RP- In the ‘70s when Chris moved from Yale to Harvard he had a co-appointment in the Business School and the School of Education,  where he was when we worked with him. He thought if you could change school systems, and therefore educate young people in model II, you could really change the world. Unfortunately he found the education system impenetrable. It was enormously difficult to get traction with school system administrators and faculty. The business world was much more receptive to him. There are people working with these ideas in schools but I’m not close to it, and I don’t know of programs to help young people learn Model II.

Now speaking personally as the father of a 15-year-old son I think Model 1 is a capability you need to develop as you’re growing up.  However, I also believe, based on my sample of one, that some of the key Model II capabilities of reflecting on your own thinking and having increased awareness that other people may think differently can be developed at a young age.

  DC- Another reader felt that Chris Argyris criticisms of employee empowerment have really condemned the concept. Is that fair?

RP- I think what Chris condemns is the charade of empowerment because it gets used so widely as an espoused theory when it just ain’t so.  Many change programs say they empower people when they do not. So this talk of empowerment actually generates cynicism. I think Chris is all for empowerment when it is genuinely possible, but to be real about it we also have to own up to the limits to what is possible.

DC- There are a lot of people who are real Argyris enthusiasts, but many of them find it frustrating that the world hasn’t made more progress in adopting his ideas. I think that’s one of the underlying concerns of all the people who have discussed his work with me.

RP- In Allen Ginsburg’s poem The Terms in Which I Think of Reality one passage reads, "For the world is a mountain of shit: if it’s going to be moved at all, it’s got to be taken by handfuls." I actually find that hopeful. The world is a big complex difficult place, and there are all these highly intelligent people wanting to make things happen and afflicted with all the blind spots of the human race. If you look at the social cognition literature it shows that people are overconfident in their own judgments and convinced of the purity of their own intentions while attributing bad motives to other people. People look for confirming data and don’t notice disconfirming data. It creates a lot of crossed wires, a lot of impatience and frustration. So it’s really a matter of moving it by handfuls or, to change the metaphor, bailing while the water keeps coming in.

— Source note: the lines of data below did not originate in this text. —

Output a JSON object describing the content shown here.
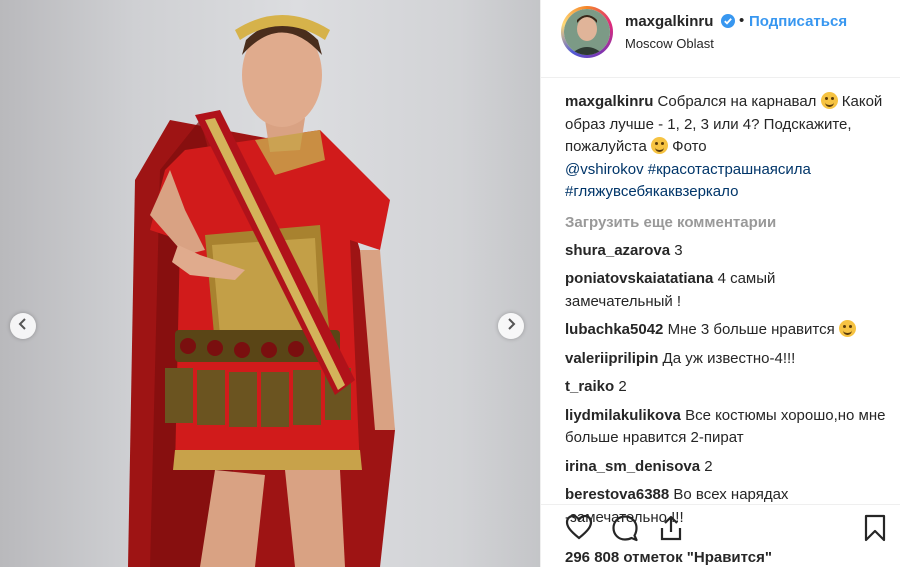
{
  "post": {
    "username": "maxgalkinru",
    "follow_label": "Подписаться",
    "separator": "•",
    "location": "Moscow Oblast",
    "caption": {
      "username": "maxgalkinru",
      "text_1": "Собрался на карнавал ",
      "text_2": " Какой образ лучше - 1, 2, 3 или 4? Подскажите, пожалуйста ",
      "text_3": " Фото ",
      "mention": "@vshirokov",
      "hashtag_1": "#красотастрашнаясила",
      "hashtag_2": "#гляжувсебякаквзеркало"
    },
    "load_more_label": "Загрузить еще комментарии",
    "likes_text": "296 808 отметок \"Нравится\""
  },
  "comments": [
    {
      "user": "shura_azarova",
      "text": "3"
    },
    {
      "user": "poniatovskaiatatiana",
      "text": "4 самый замечательный !"
    },
    {
      "user": "lubachka5042",
      "text": "Мне 3 больше нравится"
    },
    {
      "user": "valeriiprilipin",
      "text": "Да уж известно-4!!!"
    },
    {
      "user": "t_raiko",
      "text": "2"
    },
    {
      "user": "liydmilakulikova",
      "text": "Все костюмы хорошо,но мне больше нравится 2-пират"
    },
    {
      "user": "irina_sm_denisova",
      "text": "2"
    },
    {
      "user": "berestova6388",
      "text": "Во всех нарядах -замечательно !!!"
    }
  ],
  "icons": {
    "like": "heart-icon",
    "comment": "comment-icon",
    "share": "share-icon",
    "save": "bookmark-icon",
    "verified": "verified-badge-icon",
    "prev": "chevron-left-icon",
    "next": "chevron-right-icon"
  },
  "colors": {
    "link": "#003569",
    "follow": "#3897f0",
    "muted": "#999999",
    "verified": "#3897f0"
  }
}
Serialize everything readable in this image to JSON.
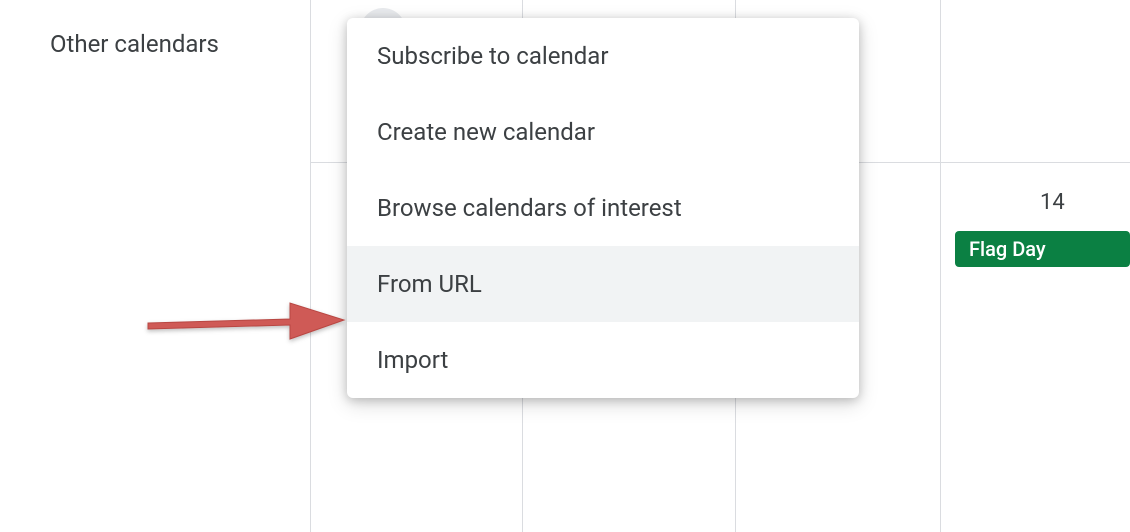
{
  "sidebar": {
    "section_label": "Other calendars"
  },
  "menu": {
    "items": [
      {
        "label": "Subscribe to calendar",
        "hover": false
      },
      {
        "label": "Create new calendar",
        "hover": false
      },
      {
        "label": "Browse calendars of interest",
        "hover": false
      },
      {
        "label": "From URL",
        "hover": true
      },
      {
        "label": "Import",
        "hover": false
      }
    ]
  },
  "calendar": {
    "day_number": "14",
    "event_label": "Flag Day"
  },
  "colors": {
    "event_green": "#0b8043",
    "menu_hover": "#f1f3f4",
    "grid_line": "#dadce0",
    "text": "#3c4043",
    "arrow": "#cf5a56"
  }
}
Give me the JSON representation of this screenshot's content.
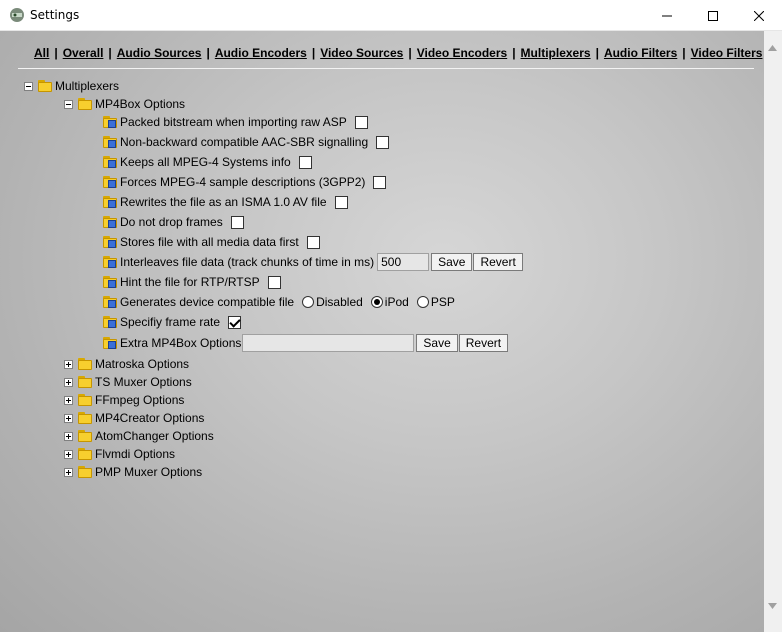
{
  "window": {
    "title": "Settings"
  },
  "nav": [
    "All",
    "Overall",
    "Audio Sources",
    "Audio Encoders",
    "Video Sources",
    "Video Encoders",
    "Multiplexers",
    "Audio Filters",
    "Video Filters"
  ],
  "tree": {
    "root": "Multiplexers",
    "group": "MP4Box Options",
    "options": {
      "packed": {
        "label": "Packed bitstream when importing raw ASP",
        "checked": false
      },
      "nonbackward": {
        "label": "Non-backward compatible AAC-SBR signalling",
        "checked": false
      },
      "keepall": {
        "label": "Keeps all MPEG-4 Systems info",
        "checked": false
      },
      "forces": {
        "label": "Forces MPEG-4 sample descriptions (3GPP2)",
        "checked": false
      },
      "rewrites": {
        "label": "Rewrites the file as an ISMA 1.0 AV file",
        "checked": false
      },
      "nodrop": {
        "label": "Do not drop frames",
        "checked": false
      },
      "stores": {
        "label": "Stores file with all media data first",
        "checked": false
      },
      "interleave": {
        "label": "Interleaves file data (track chunks of time in ms)",
        "value": "500"
      },
      "hint": {
        "label": "Hint the file for RTP/RTSP",
        "checked": false
      },
      "device": {
        "label": "Generates device compatible file",
        "choices": [
          "Disabled",
          "iPod",
          "PSP"
        ],
        "selected": "iPod"
      },
      "framerate": {
        "label": "Specifiy frame rate",
        "checked": true
      },
      "extra": {
        "label": "Extra MP4Box Options",
        "value": ""
      }
    },
    "buttons": {
      "save": "Save",
      "revert": "Revert"
    },
    "collapsed": [
      "Matroska Options",
      "TS Muxer Options",
      "FFmpeg Options",
      "MP4Creator Options",
      "AtomChanger Options",
      "Flvmdi Options",
      "PMP Muxer Options"
    ]
  }
}
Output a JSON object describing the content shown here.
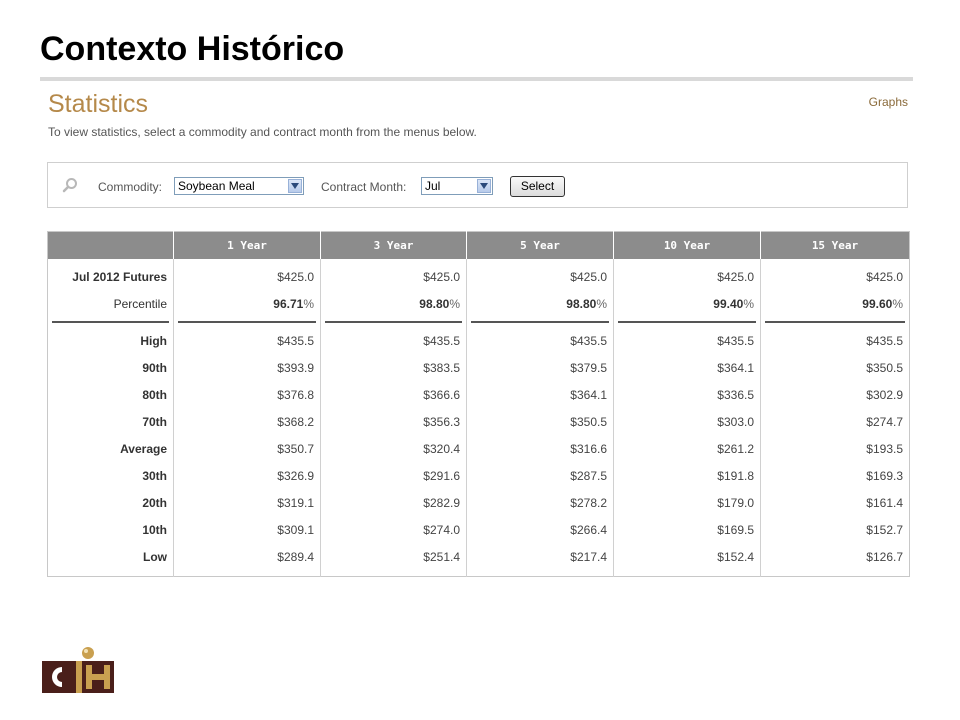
{
  "slide": {
    "title": "Contexto Histórico"
  },
  "page": {
    "heading": "Statistics",
    "graphs_link": "Graphs",
    "instructions": "To view statistics, select a commodity and contract month from the menus below."
  },
  "filters": {
    "commodity_label": "Commodity:",
    "commodity_value": "Soybean Meal",
    "month_label": "Contract Month:",
    "month_value": "Jul",
    "select_button": "Select"
  },
  "table": {
    "columns": [
      "1 Year",
      "3 Year",
      "5 Year",
      "10 Year",
      "15 Year"
    ],
    "futures": {
      "label": "Jul 2012 Futures",
      "values": [
        "$425.0",
        "$425.0",
        "$425.0",
        "$425.0",
        "$425.0"
      ]
    },
    "percentile": {
      "label": "Percentile",
      "values": [
        "96.71",
        "98.80",
        "98.80",
        "99.40",
        "99.60"
      ],
      "unit": "%"
    },
    "rows": [
      {
        "label": "High",
        "values": [
          "$435.5",
          "$435.5",
          "$435.5",
          "$435.5",
          "$435.5"
        ]
      },
      {
        "label": "90th",
        "values": [
          "$393.9",
          "$383.5",
          "$379.5",
          "$364.1",
          "$350.5"
        ]
      },
      {
        "label": "80th",
        "values": [
          "$376.8",
          "$366.6",
          "$364.1",
          "$336.5",
          "$302.9"
        ]
      },
      {
        "label": "70th",
        "values": [
          "$368.2",
          "$356.3",
          "$350.5",
          "$303.0",
          "$274.7"
        ]
      },
      {
        "label": "Average",
        "values": [
          "$350.7",
          "$320.4",
          "$316.6",
          "$261.2",
          "$193.5"
        ]
      },
      {
        "label": "30th",
        "values": [
          "$326.9",
          "$291.6",
          "$287.5",
          "$191.8",
          "$169.3"
        ]
      },
      {
        "label": "20th",
        "values": [
          "$319.1",
          "$282.9",
          "$278.2",
          "$179.0",
          "$161.4"
        ]
      },
      {
        "label": "10th",
        "values": [
          "$309.1",
          "$274.0",
          "$266.4",
          "$169.5",
          "$152.7"
        ]
      },
      {
        "label": "Low",
        "values": [
          "$289.4",
          "$251.4",
          "$217.4",
          "$152.4",
          "$126.7"
        ]
      }
    ]
  },
  "logo": {
    "text": "CIH"
  },
  "colors": {
    "heading": "#b5894a",
    "header_bg": "#8c8c8c",
    "logo_dark": "#4a1f1a",
    "logo_gold": "#c9a050"
  }
}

Robert Putnam and his colleagues in Action Design offer a five-day professional development workshop, “Creating Productive Conversations,” that helps practitioners develop skill in using the ideas discussed here. Information is on their web site at


Very interesting,  but how useful is it to real life?

I too am a big fan of Chris and Bob. In fact, I have attended two workshops with Bob Putnam and the Action Design folks. I found both experiences humbling, transformational and invaluable. The mountain can be moved, but ever so slowly! Don Murphy

tom bowers   10/27/2003  
There have to be better ways to move mountains than by the handful.

I’ve been an Argyris/Putnam fan for years. I especially like Bob’s last comment about handfuls. We HR/T&D folks must be models ourselves for this kind of transparent thinking if we want to make even a dent with others. Argyris’s work is more a sane, effective place to stand than a neatly-packaged program.

David Creelman
David Creelman is a Contributing Editor to and CEO of Creelman Research.

David does writing, research and analysis on human capital issues. His clients include consultants, think tanks, HR vendors and academics.  He will occasionally speak at conferences.

He is always happy to hear from you. Email: